(Items from an interface collection)
┌────────
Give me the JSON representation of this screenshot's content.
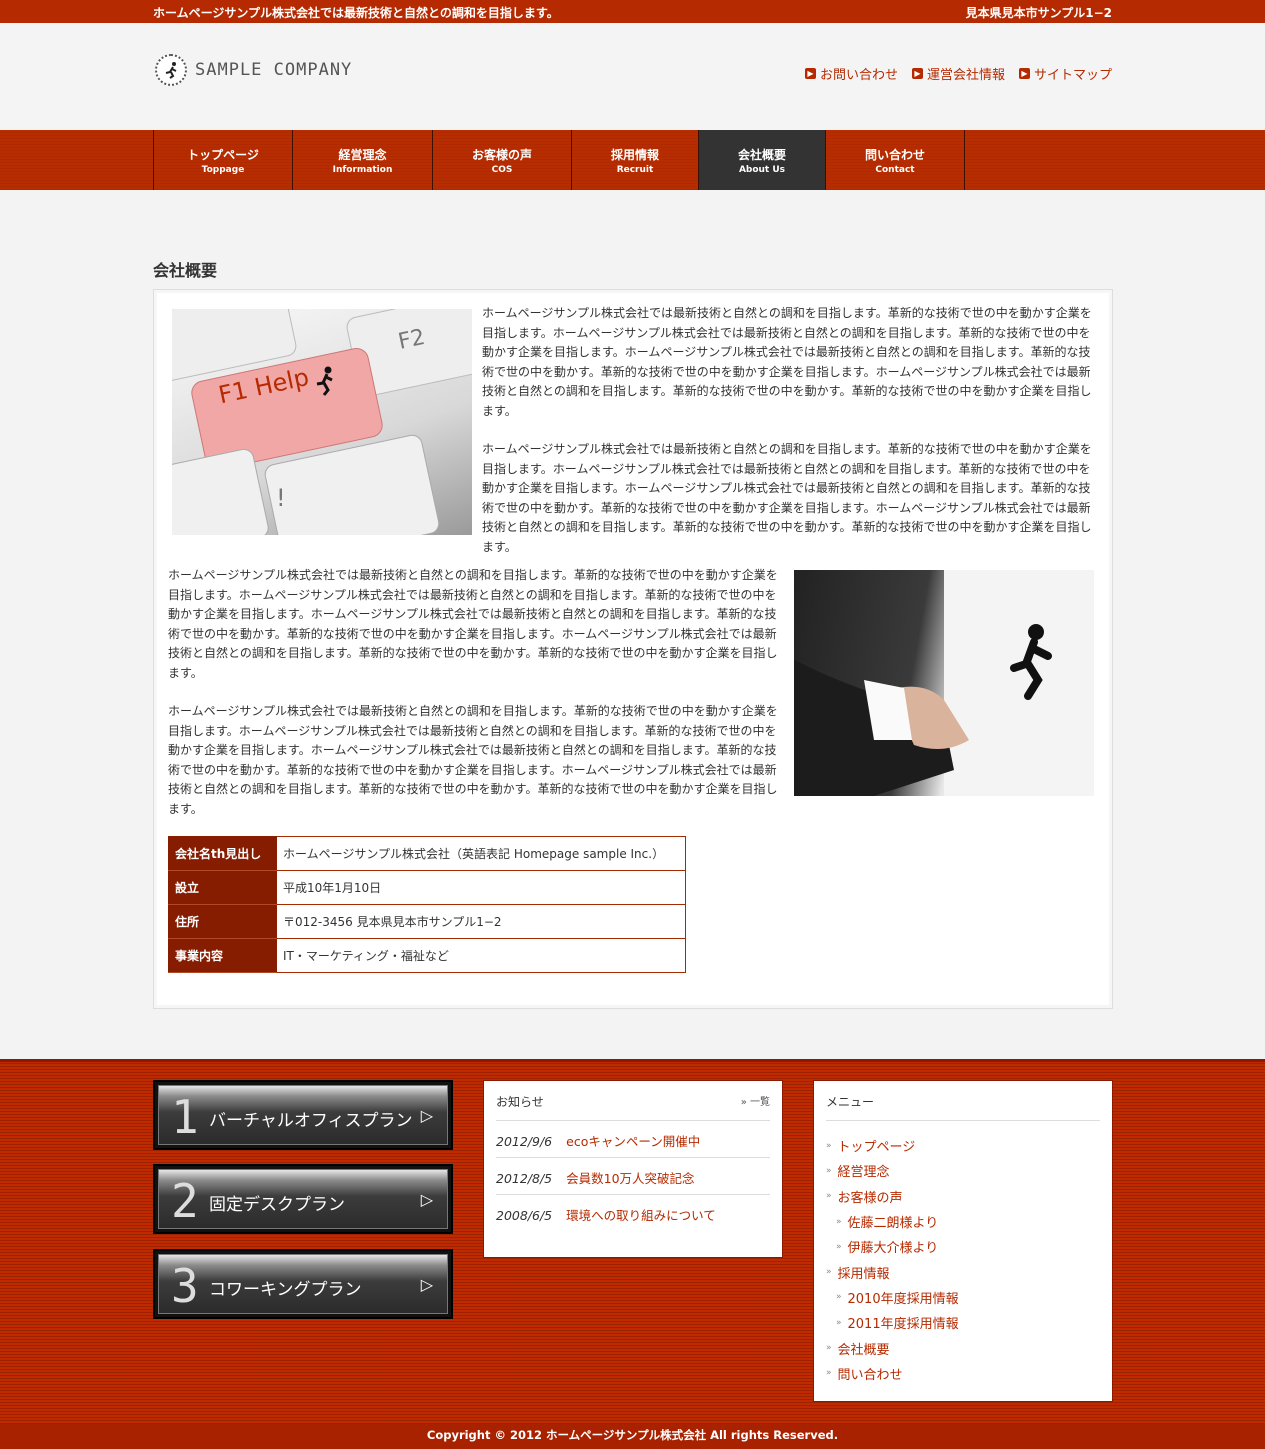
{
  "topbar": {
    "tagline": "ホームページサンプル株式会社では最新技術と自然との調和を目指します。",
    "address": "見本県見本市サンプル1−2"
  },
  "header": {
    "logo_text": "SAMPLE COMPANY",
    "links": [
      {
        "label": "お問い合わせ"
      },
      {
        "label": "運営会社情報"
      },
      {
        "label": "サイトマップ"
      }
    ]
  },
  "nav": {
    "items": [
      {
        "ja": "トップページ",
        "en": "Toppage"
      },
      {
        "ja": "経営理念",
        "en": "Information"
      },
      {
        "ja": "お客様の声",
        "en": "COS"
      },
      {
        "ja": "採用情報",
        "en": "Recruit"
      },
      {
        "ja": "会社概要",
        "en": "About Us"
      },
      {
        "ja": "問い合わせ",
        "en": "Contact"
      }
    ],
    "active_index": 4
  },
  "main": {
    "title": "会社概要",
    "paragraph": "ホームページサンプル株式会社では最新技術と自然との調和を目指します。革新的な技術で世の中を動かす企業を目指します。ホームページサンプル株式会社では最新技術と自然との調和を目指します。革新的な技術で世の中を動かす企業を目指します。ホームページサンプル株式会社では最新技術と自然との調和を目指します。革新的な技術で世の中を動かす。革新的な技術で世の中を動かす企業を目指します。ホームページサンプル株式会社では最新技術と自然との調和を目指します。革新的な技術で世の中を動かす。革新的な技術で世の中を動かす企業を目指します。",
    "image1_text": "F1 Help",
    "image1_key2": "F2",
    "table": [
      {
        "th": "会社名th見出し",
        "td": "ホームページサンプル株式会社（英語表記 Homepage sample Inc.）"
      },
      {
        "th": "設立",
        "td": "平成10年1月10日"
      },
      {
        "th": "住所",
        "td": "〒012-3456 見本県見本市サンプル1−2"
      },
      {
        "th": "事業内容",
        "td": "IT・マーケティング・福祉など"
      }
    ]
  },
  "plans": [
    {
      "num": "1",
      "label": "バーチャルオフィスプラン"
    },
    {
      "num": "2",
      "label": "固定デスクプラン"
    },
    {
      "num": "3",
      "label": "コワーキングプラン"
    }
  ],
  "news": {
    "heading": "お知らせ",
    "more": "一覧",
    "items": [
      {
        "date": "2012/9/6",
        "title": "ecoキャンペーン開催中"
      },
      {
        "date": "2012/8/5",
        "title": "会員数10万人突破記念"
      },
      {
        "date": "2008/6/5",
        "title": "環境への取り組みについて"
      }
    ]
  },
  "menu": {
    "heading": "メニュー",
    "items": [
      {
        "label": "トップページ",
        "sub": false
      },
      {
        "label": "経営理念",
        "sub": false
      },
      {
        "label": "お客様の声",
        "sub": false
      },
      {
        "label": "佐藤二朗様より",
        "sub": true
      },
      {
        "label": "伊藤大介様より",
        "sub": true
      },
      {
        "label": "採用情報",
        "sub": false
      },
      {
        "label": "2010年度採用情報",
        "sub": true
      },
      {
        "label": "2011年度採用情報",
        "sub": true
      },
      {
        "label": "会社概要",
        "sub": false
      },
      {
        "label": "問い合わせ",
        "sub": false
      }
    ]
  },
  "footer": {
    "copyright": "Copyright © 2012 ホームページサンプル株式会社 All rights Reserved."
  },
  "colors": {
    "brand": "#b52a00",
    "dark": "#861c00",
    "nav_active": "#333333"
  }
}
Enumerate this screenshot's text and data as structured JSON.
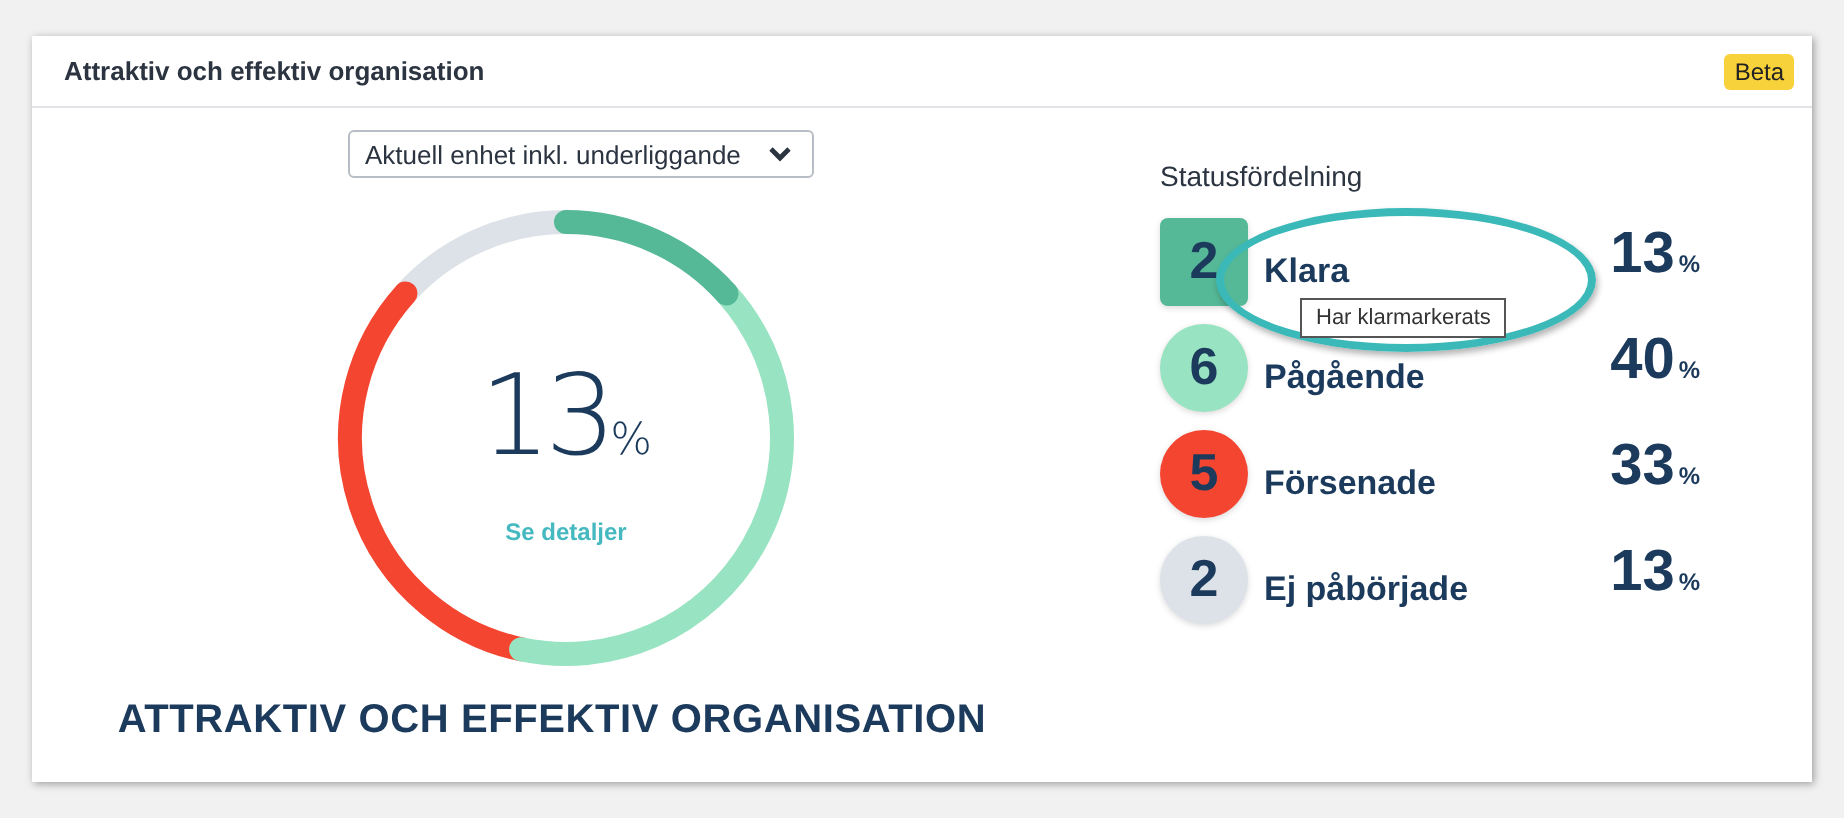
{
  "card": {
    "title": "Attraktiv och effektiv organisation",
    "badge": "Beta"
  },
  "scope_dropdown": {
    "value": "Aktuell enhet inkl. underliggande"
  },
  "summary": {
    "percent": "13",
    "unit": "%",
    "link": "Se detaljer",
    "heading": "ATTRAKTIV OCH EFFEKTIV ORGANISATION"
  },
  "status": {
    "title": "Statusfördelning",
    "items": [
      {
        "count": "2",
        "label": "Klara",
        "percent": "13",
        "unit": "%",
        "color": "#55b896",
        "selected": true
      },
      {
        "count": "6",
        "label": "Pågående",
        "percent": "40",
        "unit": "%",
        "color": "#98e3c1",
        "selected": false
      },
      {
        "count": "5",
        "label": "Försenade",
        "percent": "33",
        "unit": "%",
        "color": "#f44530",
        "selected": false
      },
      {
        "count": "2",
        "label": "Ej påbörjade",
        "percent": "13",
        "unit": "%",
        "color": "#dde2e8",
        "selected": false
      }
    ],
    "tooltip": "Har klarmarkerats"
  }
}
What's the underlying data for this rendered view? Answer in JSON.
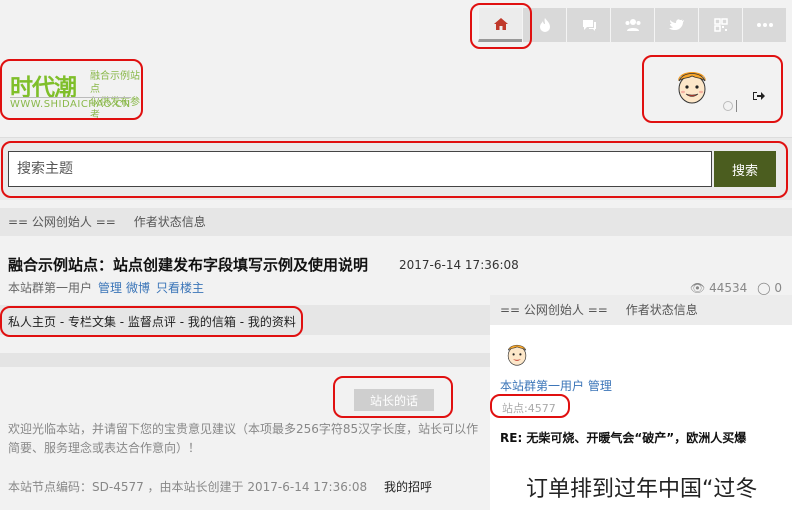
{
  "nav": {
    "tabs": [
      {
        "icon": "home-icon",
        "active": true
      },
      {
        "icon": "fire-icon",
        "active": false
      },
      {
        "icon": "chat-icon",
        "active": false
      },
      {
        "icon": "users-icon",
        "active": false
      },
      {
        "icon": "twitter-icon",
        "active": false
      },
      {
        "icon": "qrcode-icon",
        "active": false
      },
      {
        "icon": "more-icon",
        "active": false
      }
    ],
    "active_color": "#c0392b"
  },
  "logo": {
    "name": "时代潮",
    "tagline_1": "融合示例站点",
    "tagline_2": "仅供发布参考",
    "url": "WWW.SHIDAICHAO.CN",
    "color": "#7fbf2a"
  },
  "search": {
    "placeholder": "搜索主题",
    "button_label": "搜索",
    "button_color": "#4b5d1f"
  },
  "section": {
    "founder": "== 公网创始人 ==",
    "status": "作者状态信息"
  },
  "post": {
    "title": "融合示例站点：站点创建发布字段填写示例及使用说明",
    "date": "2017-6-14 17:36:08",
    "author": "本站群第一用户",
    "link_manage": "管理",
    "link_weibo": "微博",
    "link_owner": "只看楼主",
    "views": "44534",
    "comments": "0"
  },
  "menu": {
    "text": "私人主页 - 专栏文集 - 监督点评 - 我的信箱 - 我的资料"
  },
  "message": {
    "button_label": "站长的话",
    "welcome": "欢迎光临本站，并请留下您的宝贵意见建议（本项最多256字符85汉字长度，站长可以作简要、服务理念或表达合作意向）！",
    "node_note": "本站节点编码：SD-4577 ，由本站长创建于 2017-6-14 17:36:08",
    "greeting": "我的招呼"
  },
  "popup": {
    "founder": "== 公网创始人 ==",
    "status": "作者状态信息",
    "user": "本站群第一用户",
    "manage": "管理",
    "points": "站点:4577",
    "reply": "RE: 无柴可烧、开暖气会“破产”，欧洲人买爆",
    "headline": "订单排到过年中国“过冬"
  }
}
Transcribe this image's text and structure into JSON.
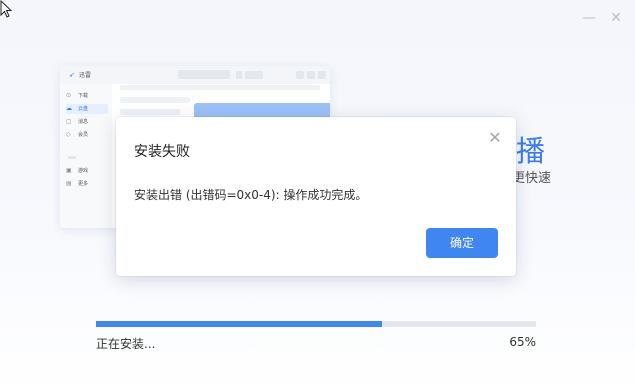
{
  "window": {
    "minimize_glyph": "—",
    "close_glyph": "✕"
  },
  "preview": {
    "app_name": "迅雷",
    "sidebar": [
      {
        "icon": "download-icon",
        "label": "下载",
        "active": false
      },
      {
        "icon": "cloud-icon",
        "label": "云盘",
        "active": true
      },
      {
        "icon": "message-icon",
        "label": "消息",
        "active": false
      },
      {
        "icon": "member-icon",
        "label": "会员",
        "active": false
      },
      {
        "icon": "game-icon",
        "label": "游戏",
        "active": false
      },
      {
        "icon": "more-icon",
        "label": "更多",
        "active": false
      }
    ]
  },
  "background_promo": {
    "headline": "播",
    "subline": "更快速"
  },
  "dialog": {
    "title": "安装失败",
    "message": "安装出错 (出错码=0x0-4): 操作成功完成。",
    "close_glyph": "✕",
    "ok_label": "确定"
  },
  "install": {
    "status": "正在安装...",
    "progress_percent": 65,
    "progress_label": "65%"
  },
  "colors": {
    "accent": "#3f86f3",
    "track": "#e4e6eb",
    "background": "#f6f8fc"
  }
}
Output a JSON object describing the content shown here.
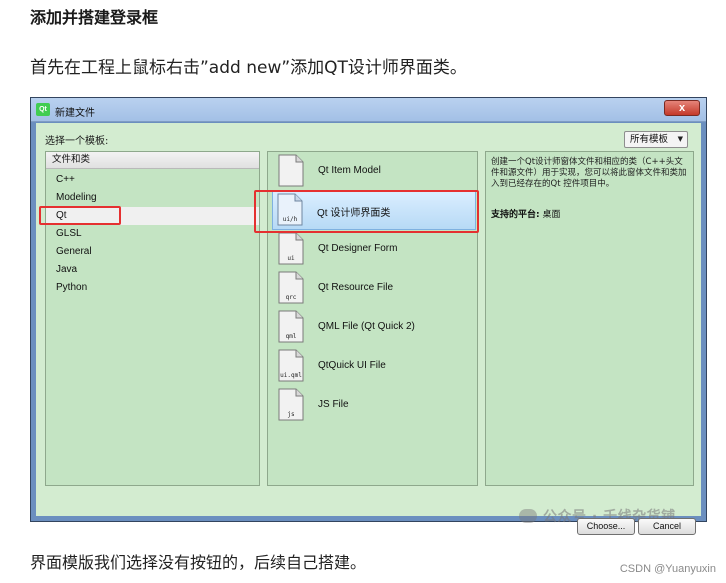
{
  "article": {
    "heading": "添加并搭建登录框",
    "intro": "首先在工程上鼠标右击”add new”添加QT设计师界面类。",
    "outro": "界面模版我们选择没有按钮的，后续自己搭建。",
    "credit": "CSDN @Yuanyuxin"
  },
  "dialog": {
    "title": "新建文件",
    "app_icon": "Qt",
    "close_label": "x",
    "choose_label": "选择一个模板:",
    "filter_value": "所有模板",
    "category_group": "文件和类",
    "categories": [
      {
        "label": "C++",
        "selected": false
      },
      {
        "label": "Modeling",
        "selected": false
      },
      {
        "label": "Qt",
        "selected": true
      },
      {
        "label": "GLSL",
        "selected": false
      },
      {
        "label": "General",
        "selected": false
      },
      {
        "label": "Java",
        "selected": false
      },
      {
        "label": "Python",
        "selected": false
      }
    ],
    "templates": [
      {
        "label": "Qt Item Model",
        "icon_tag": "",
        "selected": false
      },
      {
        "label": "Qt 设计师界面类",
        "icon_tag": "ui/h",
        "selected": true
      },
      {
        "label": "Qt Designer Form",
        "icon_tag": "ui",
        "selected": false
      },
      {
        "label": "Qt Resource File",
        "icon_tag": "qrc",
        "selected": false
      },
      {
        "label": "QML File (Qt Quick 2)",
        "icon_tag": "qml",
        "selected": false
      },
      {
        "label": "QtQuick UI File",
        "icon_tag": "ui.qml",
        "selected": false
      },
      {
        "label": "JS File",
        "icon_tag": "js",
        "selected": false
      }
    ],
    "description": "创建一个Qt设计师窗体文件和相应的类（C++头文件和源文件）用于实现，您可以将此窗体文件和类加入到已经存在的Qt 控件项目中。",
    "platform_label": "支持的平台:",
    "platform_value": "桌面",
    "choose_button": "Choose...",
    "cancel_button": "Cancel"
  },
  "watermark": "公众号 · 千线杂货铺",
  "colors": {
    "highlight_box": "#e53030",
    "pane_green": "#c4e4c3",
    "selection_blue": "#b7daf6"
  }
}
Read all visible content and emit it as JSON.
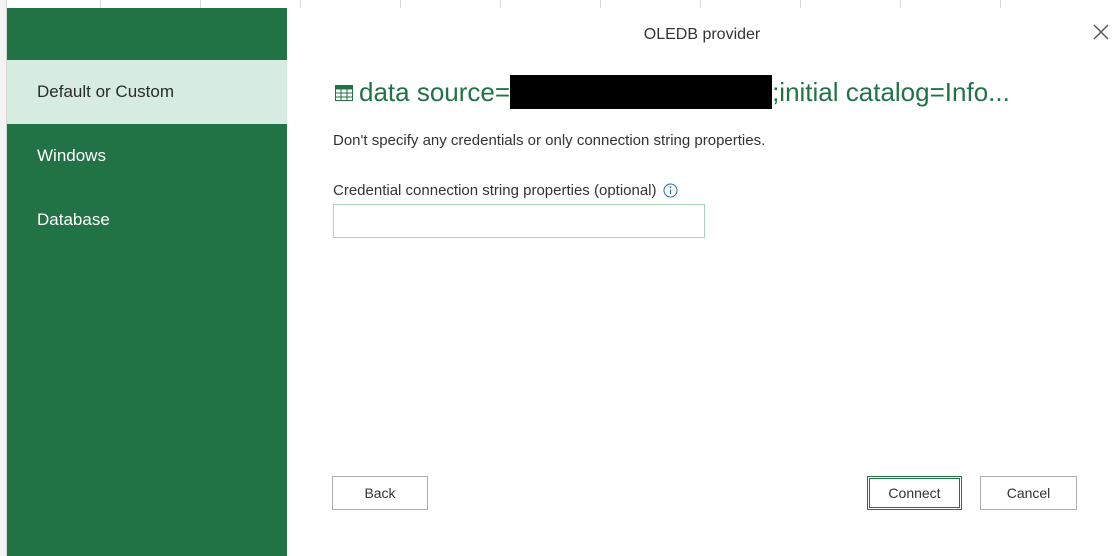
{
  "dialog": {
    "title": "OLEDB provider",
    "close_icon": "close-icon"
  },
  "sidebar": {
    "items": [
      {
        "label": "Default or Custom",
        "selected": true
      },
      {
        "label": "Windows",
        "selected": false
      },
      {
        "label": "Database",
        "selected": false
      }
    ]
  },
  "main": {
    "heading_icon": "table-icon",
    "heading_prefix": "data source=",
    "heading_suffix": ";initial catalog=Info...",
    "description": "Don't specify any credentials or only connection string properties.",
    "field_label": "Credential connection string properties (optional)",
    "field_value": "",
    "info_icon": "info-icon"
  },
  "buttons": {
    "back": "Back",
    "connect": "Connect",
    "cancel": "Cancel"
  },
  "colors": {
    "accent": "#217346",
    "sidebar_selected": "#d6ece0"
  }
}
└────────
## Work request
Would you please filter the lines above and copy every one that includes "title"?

## Task answer
    "title": "会社概要",
        "title": "ecoキャンペーン開催中"
        "title": "会員数10万人突破記念"
        "title": "環境への取り組みについて"
    "title": "Attraktiv och effektiv organisation",
    "title": "Statusfördelning",
    "title": "融合示例站点：站点创建发布字段填写示例及使用说明",
    "title": "安装失败",
    "title": "新建文件",
    "title": "OLEDB provider",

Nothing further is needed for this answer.